Your objective. What follows is a set of entries; retype all of them exactly.
----------------------------------------
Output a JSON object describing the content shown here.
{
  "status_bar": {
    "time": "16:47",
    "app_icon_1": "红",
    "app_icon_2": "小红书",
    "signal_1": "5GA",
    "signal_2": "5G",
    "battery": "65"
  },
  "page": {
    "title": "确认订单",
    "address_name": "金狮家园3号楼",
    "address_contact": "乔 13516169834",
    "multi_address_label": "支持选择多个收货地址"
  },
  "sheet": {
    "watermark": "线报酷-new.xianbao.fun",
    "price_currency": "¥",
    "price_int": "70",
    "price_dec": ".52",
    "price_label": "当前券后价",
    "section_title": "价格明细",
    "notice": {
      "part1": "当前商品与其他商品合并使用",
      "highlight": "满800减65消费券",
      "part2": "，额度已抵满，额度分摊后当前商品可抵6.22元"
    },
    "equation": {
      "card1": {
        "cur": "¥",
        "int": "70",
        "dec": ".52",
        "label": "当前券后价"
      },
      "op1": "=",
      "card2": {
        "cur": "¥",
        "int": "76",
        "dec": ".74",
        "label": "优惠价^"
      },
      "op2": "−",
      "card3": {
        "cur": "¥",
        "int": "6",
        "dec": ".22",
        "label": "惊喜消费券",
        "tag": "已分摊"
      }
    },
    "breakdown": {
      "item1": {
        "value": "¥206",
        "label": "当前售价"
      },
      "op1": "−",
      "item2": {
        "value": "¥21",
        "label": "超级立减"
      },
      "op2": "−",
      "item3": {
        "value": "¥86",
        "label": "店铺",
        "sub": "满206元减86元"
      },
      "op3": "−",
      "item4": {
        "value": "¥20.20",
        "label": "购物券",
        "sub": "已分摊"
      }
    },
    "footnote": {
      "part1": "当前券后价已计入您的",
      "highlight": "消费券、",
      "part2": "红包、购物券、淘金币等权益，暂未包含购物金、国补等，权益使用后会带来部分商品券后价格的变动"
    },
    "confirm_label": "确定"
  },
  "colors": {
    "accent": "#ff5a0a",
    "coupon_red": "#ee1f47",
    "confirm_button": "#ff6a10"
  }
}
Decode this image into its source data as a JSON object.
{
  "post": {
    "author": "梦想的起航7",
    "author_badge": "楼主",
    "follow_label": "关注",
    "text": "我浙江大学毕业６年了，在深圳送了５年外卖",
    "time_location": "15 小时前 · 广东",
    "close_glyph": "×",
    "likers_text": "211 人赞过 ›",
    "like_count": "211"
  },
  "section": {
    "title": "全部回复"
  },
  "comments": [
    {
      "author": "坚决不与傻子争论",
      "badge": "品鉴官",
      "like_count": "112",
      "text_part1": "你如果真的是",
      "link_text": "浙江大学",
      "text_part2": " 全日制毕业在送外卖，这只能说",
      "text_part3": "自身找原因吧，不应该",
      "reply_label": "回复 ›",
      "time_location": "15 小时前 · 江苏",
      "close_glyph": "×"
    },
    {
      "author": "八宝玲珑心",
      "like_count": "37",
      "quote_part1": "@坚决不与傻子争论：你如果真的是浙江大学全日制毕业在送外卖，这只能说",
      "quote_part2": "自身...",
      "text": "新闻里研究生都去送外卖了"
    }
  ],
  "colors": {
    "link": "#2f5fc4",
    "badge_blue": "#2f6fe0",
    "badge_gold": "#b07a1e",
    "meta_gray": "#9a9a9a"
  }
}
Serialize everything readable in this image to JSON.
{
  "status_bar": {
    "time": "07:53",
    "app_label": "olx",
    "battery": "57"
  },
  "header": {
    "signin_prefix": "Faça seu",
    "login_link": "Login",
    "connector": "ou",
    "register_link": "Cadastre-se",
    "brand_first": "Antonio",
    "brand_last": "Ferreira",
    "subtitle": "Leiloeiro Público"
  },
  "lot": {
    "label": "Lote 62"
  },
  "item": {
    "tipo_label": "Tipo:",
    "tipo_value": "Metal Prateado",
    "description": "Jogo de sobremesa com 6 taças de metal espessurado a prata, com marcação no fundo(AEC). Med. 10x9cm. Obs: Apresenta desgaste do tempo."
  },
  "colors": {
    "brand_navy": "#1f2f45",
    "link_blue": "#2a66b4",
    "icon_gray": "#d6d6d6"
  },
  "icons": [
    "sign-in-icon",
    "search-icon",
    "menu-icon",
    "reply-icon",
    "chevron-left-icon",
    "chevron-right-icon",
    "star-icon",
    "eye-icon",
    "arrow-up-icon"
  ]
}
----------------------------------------
Answer.
Output a JSON object describing the content shown here.
{
  "status_bar": {
    "time": "16:47",
    "app_icon_1": "红",
    "app_icon_2": "小红书",
    "signal_1": "5GA",
    "signal_2": "5G",
    "battery": "65"
  },
  "page": {
    "title": "确认订单",
    "address_name": "金狮家园3号楼",
    "address_contact": "乔 13516169834",
    "multi_address_label": "支持选择多个收货地址"
  },
  "sheet": {
    "watermark": "线报酷-new.xianbao.fun",
    "price_currency": "¥",
    "price_int": "70",
    "price_dec": ".52",
    "price_label": "当前券后价",
    "section_title": "价格明细",
    "notice": {
      "part1": "当前商品与其他商品合并使用",
      "highlight": "满800减65消费券",
      "part2": "，额度已抵满，额度分摊后当前商品可抵6.22元"
    },
    "equation": {
      "card1": {
        "cur": "¥",
        "int": "70",
        "dec": ".52",
        "label": "当前券后价"
      },
      "op1": "=",
      "card2": {
        "cur": "¥",
        "int": "76",
        "dec": ".74",
        "label": "优惠价^"
      },
      "op2": "−",
      "card3": {
        "cur": "¥",
        "int": "6",
        "dec": ".22",
        "label": "惊喜消费券",
        "tag": "已分摊"
      }
    },
    "breakdown": {
      "item1": {
        "value": "¥206",
        "label": "当前售价"
      },
      "op1": "−",
      "item2": {
        "value": "¥21",
        "label": "超级立减"
      },
      "op2": "−",
      "item3": {
        "value": "¥86",
        "label": "店铺",
        "sub": "满206元减86元"
      },
      "op3": "−",
      "item4": {
        "value": "¥20.20",
        "label": "购物券",
        "sub": "已分摊"
      }
    },
    "footnote": {
      "part1": "当前券后价已计入您的",
      "highlight": "消费券、",
      "part2": "红包、购物券、淘金币等权益，暂未包含购物金、国补等，权益使用后会带来部分商品券后价格的变动"
    },
    "confirm_label": "确定"
  },
  "colors": {
    "accent": "#ff5a0a",
    "coupon_red": "#ee1f47",
    "confirm_button": "#ff6a10"
  }
}
Decode this image into its source data as a JSON object.
{
  "post": {
    "author": "梦想的起航7",
    "author_badge": "楼主",
    "follow_label": "关注",
    "text": "我浙江大学毕业６年了，在深圳送了５年外卖",
    "time_location": "15 小时前 · 广东",
    "close_glyph": "×",
    "likers_text": "211 人赞过 ›",
    "like_count": "211"
  },
  "section": {
    "title": "全部回复"
  },
  "comments": [
    {
      "author": "坚决不与傻子争论",
      "badge": "品鉴官",
      "like_count": "112",
      "text_part1": "你如果真的是",
      "link_text": "浙江大学",
      "text_part2": " 全日制毕业在送外卖，这只能说",
      "text_part3": "自身找原因吧，不应该",
      "reply_label": "回复 ›",
      "time_location": "15 小时前 · 江苏",
      "close_glyph": "×"
    },
    {
      "author": "八宝玲珑心",
      "like_count": "37",
      "quote_part1": "@坚决不与傻子争论：你如果真的是浙江大学全日制毕业在送外卖，这只能说",
      "quote_part2": "自身...",
      "text": "新闻里研究生都去送外卖了"
    }
  ],
  "colors": {
    "link": "#2f5fc4",
    "badge_blue": "#2f6fe0",
    "badge_gold": "#b07a1e",
    "meta_gray": "#9a9a9a"
  }
}
Serialize everything readable in this image to JSON.
{
  "status_bar": {
    "time": "07:53",
    "app_label": "olx",
    "battery": "57"
  },
  "header": {
    "signin_prefix": "Faça seu",
    "login_link": "Login",
    "connector": "ou",
    "register_link": "Cadastre-se",
    "brand_first": "Antonio",
    "brand_last": "Ferreira",
    "subtitle": "Leiloeiro Público"
  },
  "lot": {
    "label": "Lote 62"
  },
  "item": {
    "tipo_label": "Tipo:",
    "tipo_value": "Metal Prateado",
    "description": "Jogo de sobremesa com 6 taças de metal espessurado a prata, com marcação no fundo(AEC). Med. 10x9cm. Obs: Apresenta desgaste do tempo."
  },
  "colors": {
    "brand_navy": "#1f2f45",
    "link_blue": "#2a66b4",
    "icon_gray": "#d6d6d6"
  },
  "icons": [
    "sign-in-icon",
    "search-icon",
    "menu-icon",
    "reply-icon",
    "chevron-left-icon",
    "chevron-right-icon",
    "star-icon",
    "eye-icon",
    "arrow-up-icon"
  ]
}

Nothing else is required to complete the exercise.